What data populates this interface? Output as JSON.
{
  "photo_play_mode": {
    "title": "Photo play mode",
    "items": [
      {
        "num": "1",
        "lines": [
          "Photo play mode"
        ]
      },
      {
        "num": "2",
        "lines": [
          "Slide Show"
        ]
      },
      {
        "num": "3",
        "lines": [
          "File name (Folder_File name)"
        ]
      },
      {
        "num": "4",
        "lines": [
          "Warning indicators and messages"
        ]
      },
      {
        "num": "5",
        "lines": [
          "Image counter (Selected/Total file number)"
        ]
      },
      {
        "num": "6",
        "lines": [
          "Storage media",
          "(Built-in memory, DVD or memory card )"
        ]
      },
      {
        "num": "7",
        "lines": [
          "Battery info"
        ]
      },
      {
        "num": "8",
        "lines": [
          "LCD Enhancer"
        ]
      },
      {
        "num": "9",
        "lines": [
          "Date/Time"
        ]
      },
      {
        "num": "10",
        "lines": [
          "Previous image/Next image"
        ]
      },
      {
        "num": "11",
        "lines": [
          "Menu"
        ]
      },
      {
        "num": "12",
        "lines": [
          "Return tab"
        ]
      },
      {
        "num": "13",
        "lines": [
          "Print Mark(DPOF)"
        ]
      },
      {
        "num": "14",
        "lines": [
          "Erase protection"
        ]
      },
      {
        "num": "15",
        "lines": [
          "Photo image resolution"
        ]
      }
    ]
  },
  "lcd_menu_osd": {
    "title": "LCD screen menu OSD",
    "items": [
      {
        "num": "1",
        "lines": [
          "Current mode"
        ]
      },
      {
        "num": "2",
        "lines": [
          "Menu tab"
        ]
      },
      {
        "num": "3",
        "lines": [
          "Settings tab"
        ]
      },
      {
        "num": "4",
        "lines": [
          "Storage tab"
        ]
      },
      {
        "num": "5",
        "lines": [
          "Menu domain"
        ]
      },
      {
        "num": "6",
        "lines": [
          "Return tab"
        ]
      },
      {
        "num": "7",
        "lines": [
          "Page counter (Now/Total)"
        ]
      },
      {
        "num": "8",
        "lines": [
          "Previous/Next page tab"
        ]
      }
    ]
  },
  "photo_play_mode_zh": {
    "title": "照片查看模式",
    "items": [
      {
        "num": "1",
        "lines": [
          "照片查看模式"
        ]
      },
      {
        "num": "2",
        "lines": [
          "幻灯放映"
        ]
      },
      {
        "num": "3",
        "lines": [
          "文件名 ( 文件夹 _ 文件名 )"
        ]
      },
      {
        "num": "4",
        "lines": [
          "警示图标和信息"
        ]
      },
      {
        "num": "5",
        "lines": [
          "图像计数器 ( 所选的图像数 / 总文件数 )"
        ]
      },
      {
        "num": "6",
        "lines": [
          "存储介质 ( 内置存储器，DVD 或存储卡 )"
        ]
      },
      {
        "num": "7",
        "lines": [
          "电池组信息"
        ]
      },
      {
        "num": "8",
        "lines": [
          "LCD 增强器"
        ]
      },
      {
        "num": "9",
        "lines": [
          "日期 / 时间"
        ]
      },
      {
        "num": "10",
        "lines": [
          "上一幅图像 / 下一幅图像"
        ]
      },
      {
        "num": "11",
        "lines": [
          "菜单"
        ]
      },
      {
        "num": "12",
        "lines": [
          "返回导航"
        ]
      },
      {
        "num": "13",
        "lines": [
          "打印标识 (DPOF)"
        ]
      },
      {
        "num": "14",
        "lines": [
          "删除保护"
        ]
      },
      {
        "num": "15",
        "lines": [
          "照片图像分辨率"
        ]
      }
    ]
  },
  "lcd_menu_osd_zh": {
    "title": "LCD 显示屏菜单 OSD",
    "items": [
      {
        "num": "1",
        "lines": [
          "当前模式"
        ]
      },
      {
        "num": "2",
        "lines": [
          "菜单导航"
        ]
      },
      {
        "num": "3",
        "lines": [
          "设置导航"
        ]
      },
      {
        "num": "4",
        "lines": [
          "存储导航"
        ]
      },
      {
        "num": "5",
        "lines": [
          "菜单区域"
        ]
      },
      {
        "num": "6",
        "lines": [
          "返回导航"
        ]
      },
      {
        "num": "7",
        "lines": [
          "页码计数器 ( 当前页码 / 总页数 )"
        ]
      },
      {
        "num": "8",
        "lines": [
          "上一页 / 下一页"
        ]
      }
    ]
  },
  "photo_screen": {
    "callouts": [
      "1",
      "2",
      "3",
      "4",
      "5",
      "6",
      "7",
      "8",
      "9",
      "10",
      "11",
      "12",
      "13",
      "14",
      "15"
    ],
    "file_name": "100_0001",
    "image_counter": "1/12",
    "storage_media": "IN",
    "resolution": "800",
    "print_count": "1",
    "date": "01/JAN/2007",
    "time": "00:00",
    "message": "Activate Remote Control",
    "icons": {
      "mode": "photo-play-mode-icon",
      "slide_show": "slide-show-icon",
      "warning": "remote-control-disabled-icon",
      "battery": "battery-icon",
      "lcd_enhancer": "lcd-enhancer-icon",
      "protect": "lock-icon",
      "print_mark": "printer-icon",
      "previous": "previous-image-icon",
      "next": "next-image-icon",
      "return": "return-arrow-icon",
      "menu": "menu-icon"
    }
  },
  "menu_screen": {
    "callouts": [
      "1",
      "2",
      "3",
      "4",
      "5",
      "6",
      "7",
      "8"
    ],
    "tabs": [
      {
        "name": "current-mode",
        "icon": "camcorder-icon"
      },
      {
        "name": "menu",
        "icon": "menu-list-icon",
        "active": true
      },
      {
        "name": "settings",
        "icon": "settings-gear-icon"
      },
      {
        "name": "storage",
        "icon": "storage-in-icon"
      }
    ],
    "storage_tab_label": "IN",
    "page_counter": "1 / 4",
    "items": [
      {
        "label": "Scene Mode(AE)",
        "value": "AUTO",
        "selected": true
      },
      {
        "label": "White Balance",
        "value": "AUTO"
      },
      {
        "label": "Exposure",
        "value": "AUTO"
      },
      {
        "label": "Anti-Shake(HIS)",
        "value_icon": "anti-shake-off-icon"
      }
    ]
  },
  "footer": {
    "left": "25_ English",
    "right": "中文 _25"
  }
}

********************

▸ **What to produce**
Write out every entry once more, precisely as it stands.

▸ **Result for this task**
What data populates this interface? Output as JSON.
{
  "photo_play_mode": {
    "title": "Photo play mode",
    "items": [
      {
        "num": "1",
        "lines": [
          "Photo play mode"
        ]
      },
      {
        "num": "2",
        "lines": [
          "Slide Show"
        ]
      },
      {
        "num": "3",
        "lines": [
          "File name (Folder_File name)"
        ]
      },
      {
        "num": "4",
        "lines": [
          "Warning indicators and messages"
        ]
      },
      {
        "num": "5",
        "lines": [
          "Image counter (Selected/Total file number)"
        ]
      },
      {
        "num": "6",
        "lines": [
          "Storage media",
          "(Built-in memory, DVD or memory card )"
        ]
      },
      {
        "num": "7",
        "lines": [
          "Battery info"
        ]
      },
      {
        "num": "8",
        "lines": [
          "LCD Enhancer"
        ]
      },
      {
        "num": "9",
        "lines": [
          "Date/Time"
        ]
      },
      {
        "num": "10",
        "lines": [
          "Previous image/Next image"
        ]
      },
      {
        "num": "11",
        "lines": [
          "Menu"
        ]
      },
      {
        "num": "12",
        "lines": [
          "Return tab"
        ]
      },
      {
        "num": "13",
        "lines": [
          "Print Mark(DPOF)"
        ]
      },
      {
        "num": "14",
        "lines": [
          "Erase protection"
        ]
      },
      {
        "num": "15",
        "lines": [
          "Photo image resolution"
        ]
      }
    ]
  },
  "lcd_menu_osd": {
    "title": "LCD screen menu OSD",
    "items": [
      {
        "num": "1",
        "lines": [
          "Current mode"
        ]
      },
      {
        "num": "2",
        "lines": [
          "Menu tab"
        ]
      },
      {
        "num": "3",
        "lines": [
          "Settings tab"
        ]
      },
      {
        "num": "4",
        "lines": [
          "Storage tab"
        ]
      },
      {
        "num": "5",
        "lines": [
          "Menu domain"
        ]
      },
      {
        "num": "6",
        "lines": [
          "Return tab"
        ]
      },
      {
        "num": "7",
        "lines": [
          "Page counter (Now/Total)"
        ]
      },
      {
        "num": "8",
        "lines": [
          "Previous/Next page tab"
        ]
      }
    ]
  },
  "photo_play_mode_zh": {
    "title": "照片查看模式",
    "items": [
      {
        "num": "1",
        "lines": [
          "照片查看模式"
        ]
      },
      {
        "num": "2",
        "lines": [
          "幻灯放映"
        ]
      },
      {
        "num": "3",
        "lines": [
          "文件名 ( 文件夹 _ 文件名 )"
        ]
      },
      {
        "num": "4",
        "lines": [
          "警示图标和信息"
        ]
      },
      {
        "num": "5",
        "lines": [
          "图像计数器 ( 所选的图像数 / 总文件数 )"
        ]
      },
      {
        "num": "6",
        "lines": [
          "存储介质 ( 内置存储器，DVD 或存储卡 )"
        ]
      },
      {
        "num": "7",
        "lines": [
          "电池组信息"
        ]
      },
      {
        "num": "8",
        "lines": [
          "LCD 增强器"
        ]
      },
      {
        "num": "9",
        "lines": [
          "日期 / 时间"
        ]
      },
      {
        "num": "10",
        "lines": [
          "上一幅图像 / 下一幅图像"
        ]
      },
      {
        "num": "11",
        "lines": [
          "菜单"
        ]
      },
      {
        "num": "12",
        "lines": [
          "返回导航"
        ]
      },
      {
        "num": "13",
        "lines": [
          "打印标识 (DPOF)"
        ]
      },
      {
        "num": "14",
        "lines": [
          "删除保护"
        ]
      },
      {
        "num": "15",
        "lines": [
          "照片图像分辨率"
        ]
      }
    ]
  },
  "lcd_menu_osd_zh": {
    "title": "LCD 显示屏菜单 OSD",
    "items": [
      {
        "num": "1",
        "lines": [
          "当前模式"
        ]
      },
      {
        "num": "2",
        "lines": [
          "菜单导航"
        ]
      },
      {
        "num": "3",
        "lines": [
          "设置导航"
        ]
      },
      {
        "num": "4",
        "lines": [
          "存储导航"
        ]
      },
      {
        "num": "5",
        "lines": [
          "菜单区域"
        ]
      },
      {
        "num": "6",
        "lines": [
          "返回导航"
        ]
      },
      {
        "num": "7",
        "lines": [
          "页码计数器 ( 当前页码 / 总页数 )"
        ]
      },
      {
        "num": "8",
        "lines": [
          "上一页 / 下一页"
        ]
      }
    ]
  },
  "photo_screen": {
    "callouts": [
      "1",
      "2",
      "3",
      "4",
      "5",
      "6",
      "7",
      "8",
      "9",
      "10",
      "11",
      "12",
      "13",
      "14",
      "15"
    ],
    "file_name": "100_0001",
    "image_counter": "1/12",
    "storage_media": "IN",
    "resolution": "800",
    "print_count": "1",
    "date": "01/JAN/2007",
    "time": "00:00",
    "message": "Activate Remote Control",
    "icons": {
      "mode": "photo-play-mode-icon",
      "slide_show": "slide-show-icon",
      "warning": "remote-control-disabled-icon",
      "battery": "battery-icon",
      "lcd_enhancer": "lcd-enhancer-icon",
      "protect": "lock-icon",
      "print_mark": "printer-icon",
      "previous": "previous-image-icon",
      "next": "next-image-icon",
      "return": "return-arrow-icon",
      "menu": "menu-icon"
    }
  },
  "menu_screen": {
    "callouts": [
      "1",
      "2",
      "3",
      "4",
      "5",
      "6",
      "7",
      "8"
    ],
    "tabs": [
      {
        "name": "current-mode",
        "icon": "camcorder-icon"
      },
      {
        "name": "menu",
        "icon": "menu-list-icon",
        "active": true
      },
      {
        "name": "settings",
        "icon": "settings-gear-icon"
      },
      {
        "name": "storage",
        "icon": "storage-in-icon"
      }
    ],
    "storage_tab_label": "IN",
    "page_counter": "1 / 4",
    "items": [
      {
        "label": "Scene Mode(AE)",
        "value": "AUTO",
        "selected": true
      },
      {
        "label": "White Balance",
        "value": "AUTO"
      },
      {
        "label": "Exposure",
        "value": "AUTO"
      },
      {
        "label": "Anti-Shake(HIS)",
        "value_icon": "anti-shake-off-icon"
      }
    ]
  },
  "footer": {
    "left": "25_ English",
    "right": "中文 _25"
  }
}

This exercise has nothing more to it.